Aksoy, Ayşegül
Culver, Teresa B.
The impacts of physical and chemical aquifer heterogeneities on optimal remediation design, costs, and time to compliance are investigated by linking a genetic algorithm with a contaminant transport simulation model. Physical and chemical aquifer heterogeneities were grouped into three levels as follows: (1) hydraulic conductivity (K) heterogeneity only; (2) combined heterogeneity of K and the distribution coefficient (Kd); and (3) combined heterogeneity of K, Kd, and the mass transfer rate (α). Various degrees of heterogeneity were considered, ranging from slightly heterogeneous to strongly heterogeneous. Impacts were evaluated using two different optimization models: the optimal design model and the time-to-compliance model. The first model focused on finding optimal aquifer remediation designs and costs under various heterogeneity conditions, and the second model optimized the time needed to meet the water quality goals for a fixed pumping schedule. Results show that the variability in the remediation costs and time to compliance for different realizations of a heterogeneous K-field increases as K-heterogeneity increases. Consideration of Kd- and α-heterogeneities results in different policies and costs compared to cases where sorption heterogeneity is neglected. In general, time to compliance increases for systems with both chemical and physical heterogeneity as compared to systems with only physical heterogeneity. The impact of α-heterogeneity on remediation strategies is most apparent when Kd-heterogeneity is high.

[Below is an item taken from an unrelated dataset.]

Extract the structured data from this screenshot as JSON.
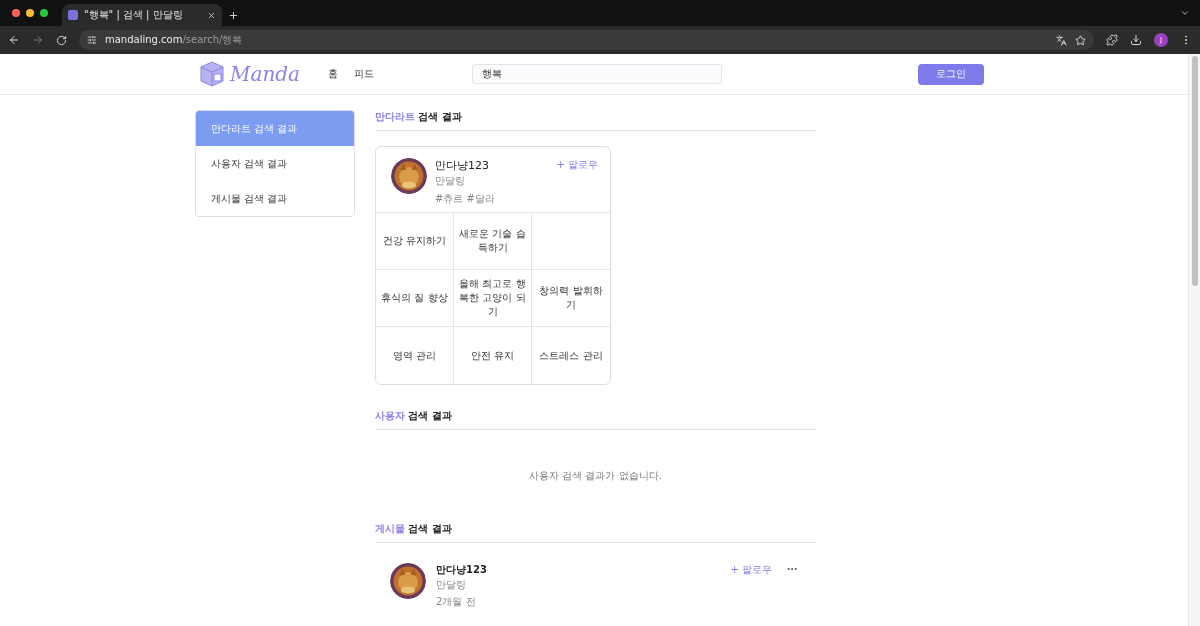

Although an increase in K-heterogeneity decreases the impact of Kd- and α-heterogeneities on remediation costs and time to compliance, sorption heterogeneity could still significantly impact the performance of a remediation system, especially when sorption heterogeneity is high.